Several credible charities have expressed an interest in taking over one of the last urban farms in Scotland which has gone into liquidation.
Gorgie City Farm in the west of Edinburgh collapsed with the loss of 18 jobs last week.
However, City of Edinburgh Council leader, Adam McVey, said he was "exploring" options with liquidators.
He said all animals on the site, including livestock, would not be slaughtered.
Mr McVey said he had met liquidators on Tuesday.
"The assets have been secured on the site," he said. "The animals are not being slaughtered and they're not being moved either for the time being.
"There are credible charities expressing interest in taking over the farm and we're exploring these now."
A fundraising page has raised £59,000 since it was set up on Friday.
The City of Edinburgh Council has been renting the site to the farm for 40 years. It paid £6,000 a year in rent for the three-acre site in Edinburgh's Gorgie area.
It costs about £1,400 a day to run the farm.
The farm had been given a 40-year lease just two years ago but the farm's board called in liquidators on Friday.
A briefing sent to councillors has revealed that the council, which owns the site and funded the farm with a £109,000-a-year grant, was given only 24 hours' notice of the closure.
It said: "The farm first made council officers aware of their situation in a telephone call on 31 October and on 1 November an insolvency practitioner was appointed."
The charity gave volunteering opportunities and support to disadvantaged young people and adults.
It has had about 200,000 visitors a year since it was saved from closure in 2016 after a crowdfunding appeal raised in excess of £100,000.
MHA Henderson Loggie has been appointed to wind up the farm, which has about 50 livestock and 50 pets.

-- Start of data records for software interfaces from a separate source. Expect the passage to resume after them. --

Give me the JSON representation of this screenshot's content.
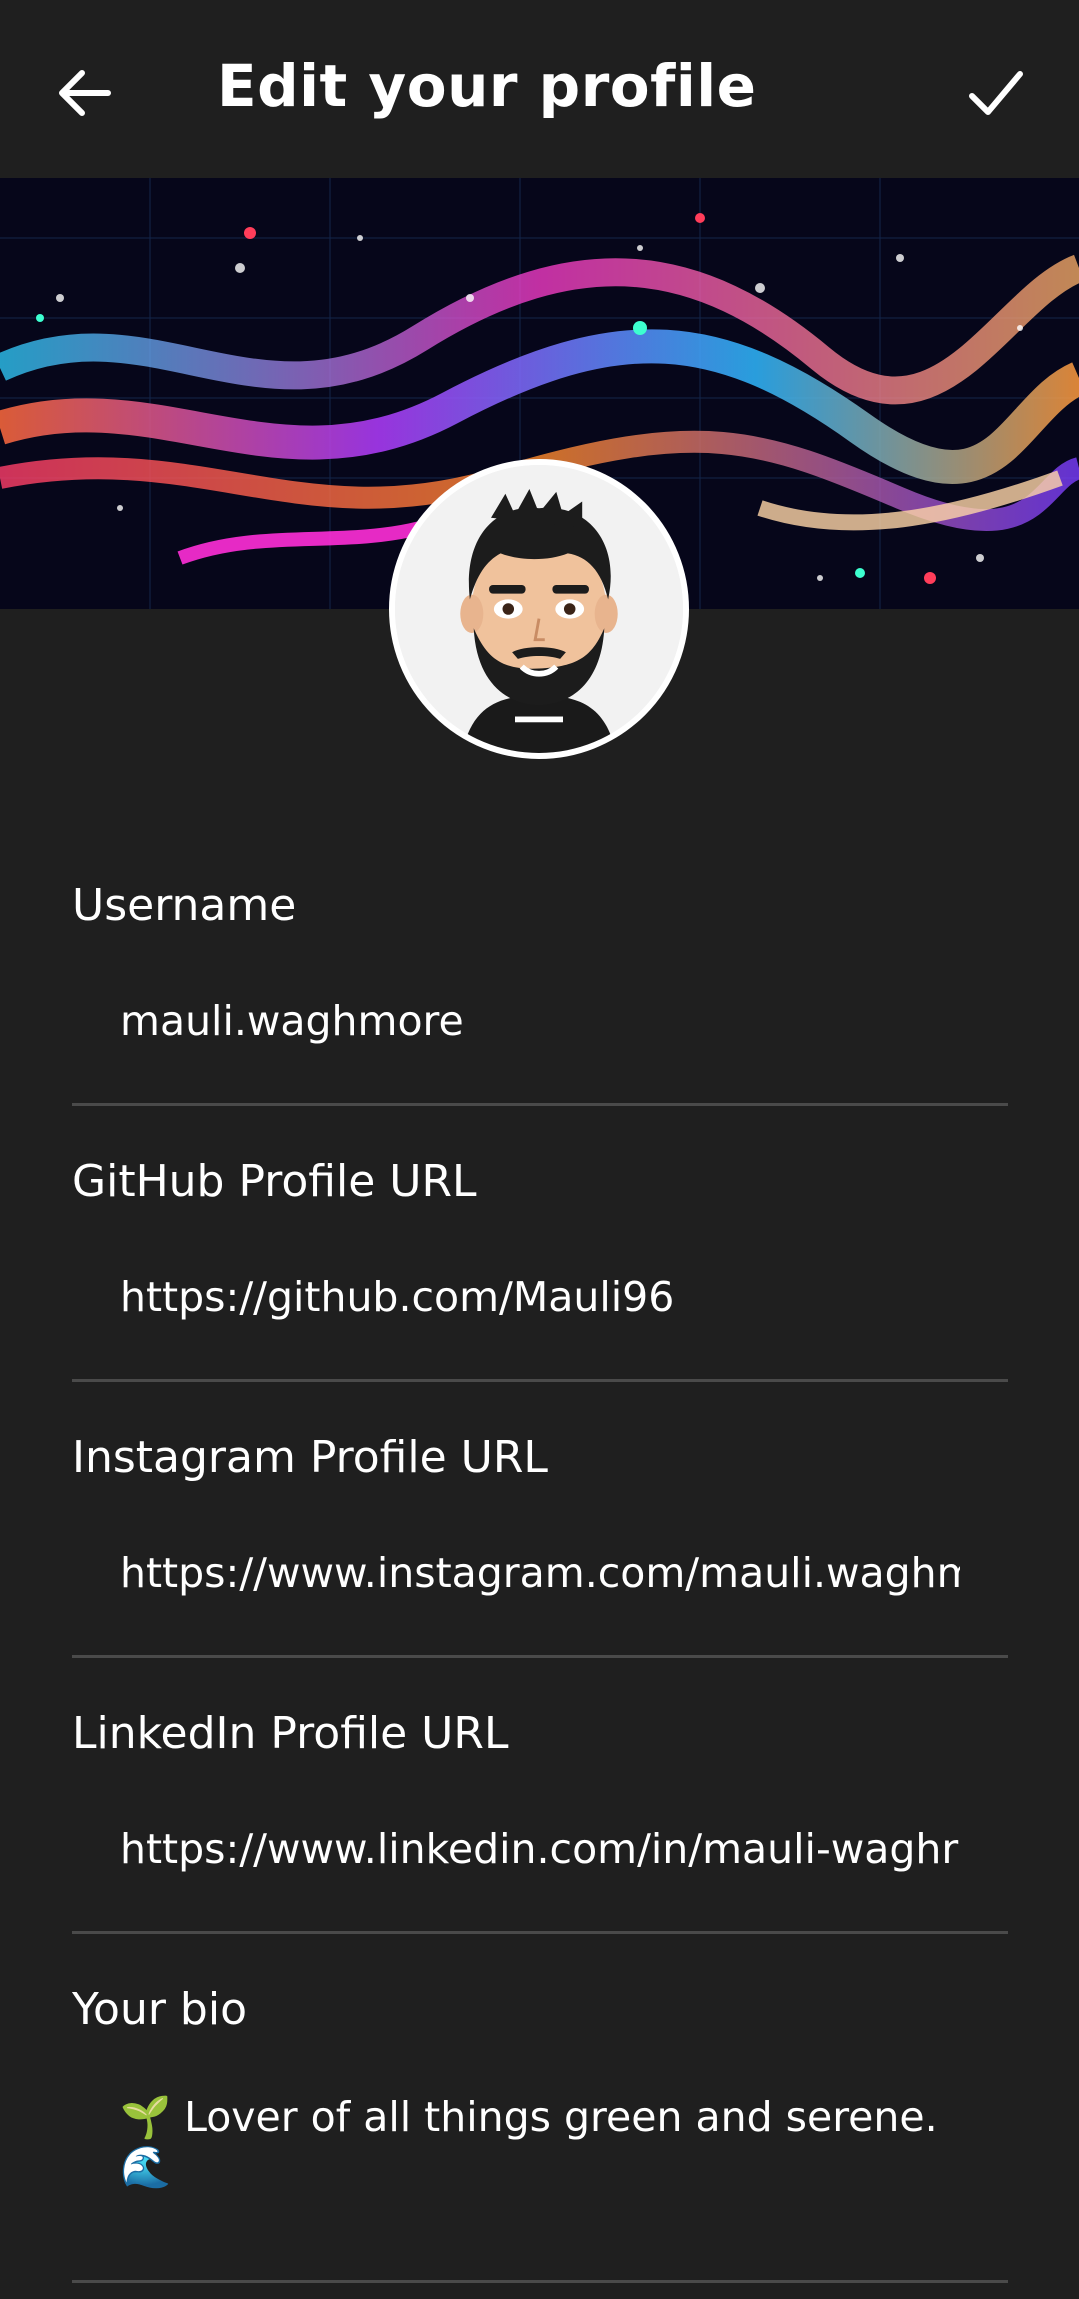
{
  "header": {
    "title": "Edit your profile",
    "back_icon": "arrow-left-icon",
    "confirm_icon": "check-icon"
  },
  "banner": {
    "description_icon": "abstract-neon-waves-image"
  },
  "avatar": {
    "icon": "bitmoji-avatar"
  },
  "fields": {
    "username": {
      "label": "Username",
      "value": "mauli.waghmore"
    },
    "github": {
      "label": "GitHub Profile URL",
      "value": "https://github.com/Mauli96"
    },
    "instagram": {
      "label": "Instagram Profile URL",
      "value": "https://www.instagram.com/mauli.waghm"
    },
    "linkedin": {
      "label": "LinkedIn Profile URL",
      "value": "https://www.linkedin.com/in/mauli-waghr"
    },
    "bio": {
      "label": "Your bio",
      "line1": "🌱 Lover of all things green and serene.",
      "line2": "🌊"
    }
  },
  "colors": {
    "background": "#1f1f1f",
    "text": "#ffffff",
    "divider": "#4a4a4a"
  }
}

They include sheep, pigs, ducks, geese and chickens and a number of smaller animals including snakes and lizards.